- Raw data:
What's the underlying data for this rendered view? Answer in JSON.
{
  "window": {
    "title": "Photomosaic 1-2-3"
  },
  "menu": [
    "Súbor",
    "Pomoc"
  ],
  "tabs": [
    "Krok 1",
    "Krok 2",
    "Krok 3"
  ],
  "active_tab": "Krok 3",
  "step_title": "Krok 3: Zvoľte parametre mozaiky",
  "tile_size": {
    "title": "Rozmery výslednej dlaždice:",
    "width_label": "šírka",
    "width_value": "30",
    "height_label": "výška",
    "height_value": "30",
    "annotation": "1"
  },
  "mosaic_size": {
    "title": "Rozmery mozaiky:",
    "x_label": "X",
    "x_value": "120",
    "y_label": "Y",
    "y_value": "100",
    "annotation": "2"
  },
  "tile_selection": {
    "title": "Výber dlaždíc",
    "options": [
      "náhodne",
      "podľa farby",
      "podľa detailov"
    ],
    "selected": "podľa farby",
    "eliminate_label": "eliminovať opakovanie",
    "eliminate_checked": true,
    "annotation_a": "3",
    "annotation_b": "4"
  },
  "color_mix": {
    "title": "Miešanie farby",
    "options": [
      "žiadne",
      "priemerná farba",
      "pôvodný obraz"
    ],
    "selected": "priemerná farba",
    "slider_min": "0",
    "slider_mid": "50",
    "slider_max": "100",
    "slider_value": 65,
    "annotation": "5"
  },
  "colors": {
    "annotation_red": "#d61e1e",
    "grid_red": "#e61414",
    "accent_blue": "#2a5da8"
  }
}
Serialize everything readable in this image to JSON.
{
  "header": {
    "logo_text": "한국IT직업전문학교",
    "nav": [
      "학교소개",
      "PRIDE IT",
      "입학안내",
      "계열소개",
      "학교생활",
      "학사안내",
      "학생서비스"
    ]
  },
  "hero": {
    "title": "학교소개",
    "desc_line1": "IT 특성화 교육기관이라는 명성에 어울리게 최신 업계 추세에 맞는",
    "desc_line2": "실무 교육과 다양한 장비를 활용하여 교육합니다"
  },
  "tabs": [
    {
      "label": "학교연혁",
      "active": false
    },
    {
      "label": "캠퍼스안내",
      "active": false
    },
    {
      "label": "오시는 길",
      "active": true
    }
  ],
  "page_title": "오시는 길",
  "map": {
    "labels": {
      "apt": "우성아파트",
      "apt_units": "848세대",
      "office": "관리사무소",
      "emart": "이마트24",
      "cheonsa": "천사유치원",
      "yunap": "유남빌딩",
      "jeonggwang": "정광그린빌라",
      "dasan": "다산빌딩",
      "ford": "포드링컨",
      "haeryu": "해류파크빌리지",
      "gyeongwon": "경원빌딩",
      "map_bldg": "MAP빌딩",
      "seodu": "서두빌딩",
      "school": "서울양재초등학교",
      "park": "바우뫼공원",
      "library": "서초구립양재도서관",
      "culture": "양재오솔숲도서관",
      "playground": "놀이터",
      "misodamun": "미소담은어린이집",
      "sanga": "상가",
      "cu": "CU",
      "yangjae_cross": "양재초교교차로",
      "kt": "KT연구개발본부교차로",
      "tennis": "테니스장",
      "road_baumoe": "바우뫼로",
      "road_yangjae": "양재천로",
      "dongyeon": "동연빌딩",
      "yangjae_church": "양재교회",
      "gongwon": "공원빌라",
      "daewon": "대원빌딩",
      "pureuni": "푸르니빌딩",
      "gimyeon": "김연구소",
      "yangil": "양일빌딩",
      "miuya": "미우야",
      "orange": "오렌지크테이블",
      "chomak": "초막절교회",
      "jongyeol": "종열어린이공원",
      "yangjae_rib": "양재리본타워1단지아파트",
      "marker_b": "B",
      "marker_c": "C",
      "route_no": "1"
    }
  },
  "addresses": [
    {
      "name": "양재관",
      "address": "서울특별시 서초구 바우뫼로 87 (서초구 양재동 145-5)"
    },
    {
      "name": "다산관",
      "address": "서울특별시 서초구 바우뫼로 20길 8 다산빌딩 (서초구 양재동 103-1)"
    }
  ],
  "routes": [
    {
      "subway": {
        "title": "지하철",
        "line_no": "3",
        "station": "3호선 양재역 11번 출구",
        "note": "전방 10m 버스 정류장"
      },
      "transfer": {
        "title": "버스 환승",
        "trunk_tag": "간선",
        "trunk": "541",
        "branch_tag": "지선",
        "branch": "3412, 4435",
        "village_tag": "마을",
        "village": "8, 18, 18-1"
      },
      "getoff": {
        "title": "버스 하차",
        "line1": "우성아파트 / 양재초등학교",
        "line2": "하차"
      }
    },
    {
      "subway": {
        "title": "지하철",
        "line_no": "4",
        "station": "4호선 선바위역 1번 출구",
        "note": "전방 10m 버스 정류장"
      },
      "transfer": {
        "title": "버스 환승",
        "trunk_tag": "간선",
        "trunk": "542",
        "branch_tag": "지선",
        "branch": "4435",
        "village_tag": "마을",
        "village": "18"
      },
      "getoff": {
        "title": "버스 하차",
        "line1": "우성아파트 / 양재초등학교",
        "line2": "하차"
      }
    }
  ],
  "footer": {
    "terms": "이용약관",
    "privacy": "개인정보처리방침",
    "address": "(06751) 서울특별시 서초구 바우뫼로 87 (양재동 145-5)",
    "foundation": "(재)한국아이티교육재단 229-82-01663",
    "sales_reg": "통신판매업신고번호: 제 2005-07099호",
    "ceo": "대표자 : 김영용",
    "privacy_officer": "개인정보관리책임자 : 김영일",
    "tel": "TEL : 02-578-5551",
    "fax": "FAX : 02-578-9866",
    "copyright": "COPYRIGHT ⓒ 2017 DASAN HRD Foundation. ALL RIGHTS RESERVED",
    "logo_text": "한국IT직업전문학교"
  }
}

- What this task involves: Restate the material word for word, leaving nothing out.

- Response to this task:
What's the underlying data for this rendered view? Answer in JSON.
{
  "window": {
    "title": "Photomosaic 1-2-3"
  },
  "menu": [
    "Súbor",
    "Pomoc"
  ],
  "tabs": [
    "Krok 1",
    "Krok 2",
    "Krok 3"
  ],
  "active_tab": "Krok 3",
  "step_title": "Krok 3: Zvoľte parametre mozaiky",
  "tile_size": {
    "title": "Rozmery výslednej dlaždice:",
    "width_label": "šírka",
    "width_value": "30",
    "height_label": "výška",
    "height_value": "30",
    "annotation": "1"
  },
  "mosaic_size": {
    "title": "Rozmery mozaiky:",
    "x_label": "X",
    "x_value": "120",
    "y_label": "Y",
    "y_value": "100",
    "annotation": "2"
  },
  "tile_selection": {
    "title": "Výber dlaždíc",
    "options": [
      "náhodne",
      "podľa farby",
      "podľa detailov"
    ],
    "selected": "podľa farby",
    "eliminate_label": "eliminovať opakovanie",
    "eliminate_checked": true,
    "annotation_a": "3",
    "annotation_b": "4"
  },
  "color_mix": {
    "title": "Miešanie farby",
    "options": [
      "žiadne",
      "priemerná farba",
      "pôvodný obraz"
    ],
    "selected": "priemerná farba",
    "slider_min": "0",
    "slider_mid": "50",
    "slider_max": "100",
    "slider_value": 65,
    "annotation": "5"
  },
  "colors": {
    "annotation_red": "#d61e1e",
    "grid_red": "#e61414",
    "accent_blue": "#2a5da8"
  }
}
Serialize everything readable in this image to JSON.
{
  "header": {
    "logo_text": "한국IT직업전문학교",
    "nav": [
      "학교소개",
      "PRIDE IT",
      "입학안내",
      "계열소개",
      "학교생활",
      "학사안내",
      "학생서비스"
    ]
  },
  "hero": {
    "title": "학교소개",
    "desc_line1": "IT 특성화 교육기관이라는 명성에 어울리게 최신 업계 추세에 맞는",
    "desc_line2": "실무 교육과 다양한 장비를 활용하여 교육합니다"
  },
  "tabs": [
    {
      "label": "학교연혁",
      "active": false
    },
    {
      "label": "캠퍼스안내",
      "active": false
    },
    {
      "label": "오시는 길",
      "active": true
    }
  ],
  "page_title": "오시는 길",
  "map": {
    "labels": {
      "apt": "우성아파트",
      "apt_units": "848세대",
      "office": "관리사무소",
      "emart": "이마트24",
      "cheonsa": "천사유치원",
      "yunap": "유남빌딩",
      "jeonggwang": "정광그린빌라",
      "dasan": "다산빌딩",
      "ford": "포드링컨",
      "haeryu": "해류파크빌리지",
      "gyeongwon": "경원빌딩",
      "map_bldg": "MAP빌딩",
      "seodu": "서두빌딩",
      "school": "서울양재초등학교",
      "park": "바우뫼공원",
      "library": "서초구립양재도서관",
      "culture": "양재오솔숲도서관",
      "playground": "놀이터",
      "misodamun": "미소담은어린이집",
      "sanga": "상가",
      "cu": "CU",
      "yangjae_cross": "양재초교교차로",
      "kt": "KT연구개발본부교차로",
      "tennis": "테니스장",
      "road_baumoe": "바우뫼로",
      "road_yangjae": "양재천로",
      "dongyeon": "동연빌딩",
      "yangjae_church": "양재교회",
      "gongwon": "공원빌라",
      "daewon": "대원빌딩",
      "pureuni": "푸르니빌딩",
      "gimyeon": "김연구소",
      "yangil": "양일빌딩",
      "miuya": "미우야",
      "orange": "오렌지크테이블",
      "chomak": "초막절교회",
      "jongyeol": "종열어린이공원",
      "yangjae_rib": "양재리본타워1단지아파트",
      "marker_b": "B",
      "marker_c": "C",
      "route_no": "1"
    }
  },
  "addresses": [
    {
      "name": "양재관",
      "address": "서울특별시 서초구 바우뫼로 87 (서초구 양재동 145-5)"
    },
    {
      "name": "다산관",
      "address": "서울특별시 서초구 바우뫼로 20길 8 다산빌딩 (서초구 양재동 103-1)"
    }
  ],
  "routes": [
    {
      "subway": {
        "title": "지하철",
        "line_no": "3",
        "station": "3호선 양재역 11번 출구",
        "note": "전방 10m 버스 정류장"
      },
      "transfer": {
        "title": "버스 환승",
        "trunk_tag": "간선",
        "trunk": "541",
        "branch_tag": "지선",
        "branch": "3412, 4435",
        "village_tag": "마을",
        "village": "8, 18, 18-1"
      },
      "getoff": {
        "title": "버스 하차",
        "line1": "우성아파트 / 양재초등학교",
        "line2": "하차"
      }
    },
    {
      "subway": {
        "title": "지하철",
        "line_no": "4",
        "station": "4호선 선바위역 1번 출구",
        "note": "전방 10m 버스 정류장"
      },
      "transfer": {
        "title": "버스 환승",
        "trunk_tag": "간선",
        "trunk": "542",
        "branch_tag": "지선",
        "branch": "4435",
        "village_tag": "마을",
        "village": "18"
      },
      "getoff": {
        "title": "버스 하차",
        "line1": "우성아파트 / 양재초등학교",
        "line2": "하차"
      }
    }
  ],
  "footer": {
    "terms": "이용약관",
    "privacy": "개인정보처리방침",
    "address": "(06751) 서울특별시 서초구 바우뫼로 87 (양재동 145-5)",
    "foundation": "(재)한국아이티교육재단 229-82-01663",
    "sales_reg": "통신판매업신고번호: 제 2005-07099호",
    "ceo": "대표자 : 김영용",
    "privacy_officer": "개인정보관리책임자 : 김영일",
    "tel": "TEL : 02-578-5551",
    "fax": "FAX : 02-578-9866",
    "copyright": "COPYRIGHT ⓒ 2017 DASAN HRD Foundation. ALL RIGHTS RESERVED",
    "logo_text": "한국IT직업전문학교"
  }
}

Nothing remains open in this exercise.